• Directions: Write out every line below that includes the word "JSON".
-------- Source data --------
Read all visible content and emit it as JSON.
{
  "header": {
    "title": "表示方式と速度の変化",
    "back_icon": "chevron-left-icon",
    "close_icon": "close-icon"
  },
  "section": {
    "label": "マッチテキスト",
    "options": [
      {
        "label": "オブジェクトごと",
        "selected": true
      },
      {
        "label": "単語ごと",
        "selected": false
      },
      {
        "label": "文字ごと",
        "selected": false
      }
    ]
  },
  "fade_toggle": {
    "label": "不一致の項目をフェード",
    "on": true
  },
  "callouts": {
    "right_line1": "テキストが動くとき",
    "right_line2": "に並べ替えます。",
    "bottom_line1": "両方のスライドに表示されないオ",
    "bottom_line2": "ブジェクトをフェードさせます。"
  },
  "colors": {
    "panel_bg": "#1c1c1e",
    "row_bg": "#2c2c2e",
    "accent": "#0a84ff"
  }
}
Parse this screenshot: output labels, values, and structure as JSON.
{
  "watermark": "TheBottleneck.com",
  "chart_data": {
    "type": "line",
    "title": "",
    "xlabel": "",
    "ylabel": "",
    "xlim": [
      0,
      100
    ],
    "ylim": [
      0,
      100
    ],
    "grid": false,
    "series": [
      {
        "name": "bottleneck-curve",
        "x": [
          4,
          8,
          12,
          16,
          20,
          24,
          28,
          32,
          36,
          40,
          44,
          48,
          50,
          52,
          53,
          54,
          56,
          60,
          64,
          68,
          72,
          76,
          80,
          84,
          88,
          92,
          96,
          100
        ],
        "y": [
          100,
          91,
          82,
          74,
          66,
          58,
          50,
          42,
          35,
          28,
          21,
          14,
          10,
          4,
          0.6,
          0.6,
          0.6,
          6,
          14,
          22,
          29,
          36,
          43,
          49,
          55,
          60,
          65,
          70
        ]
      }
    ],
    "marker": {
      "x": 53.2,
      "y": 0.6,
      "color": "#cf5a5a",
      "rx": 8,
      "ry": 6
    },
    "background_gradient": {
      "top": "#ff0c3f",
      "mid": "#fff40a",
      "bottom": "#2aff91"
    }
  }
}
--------
• Response to the exercise:
Read all visible content and emit it as JSON.
Parse this screenshot: output labels, values, and structure as JSON.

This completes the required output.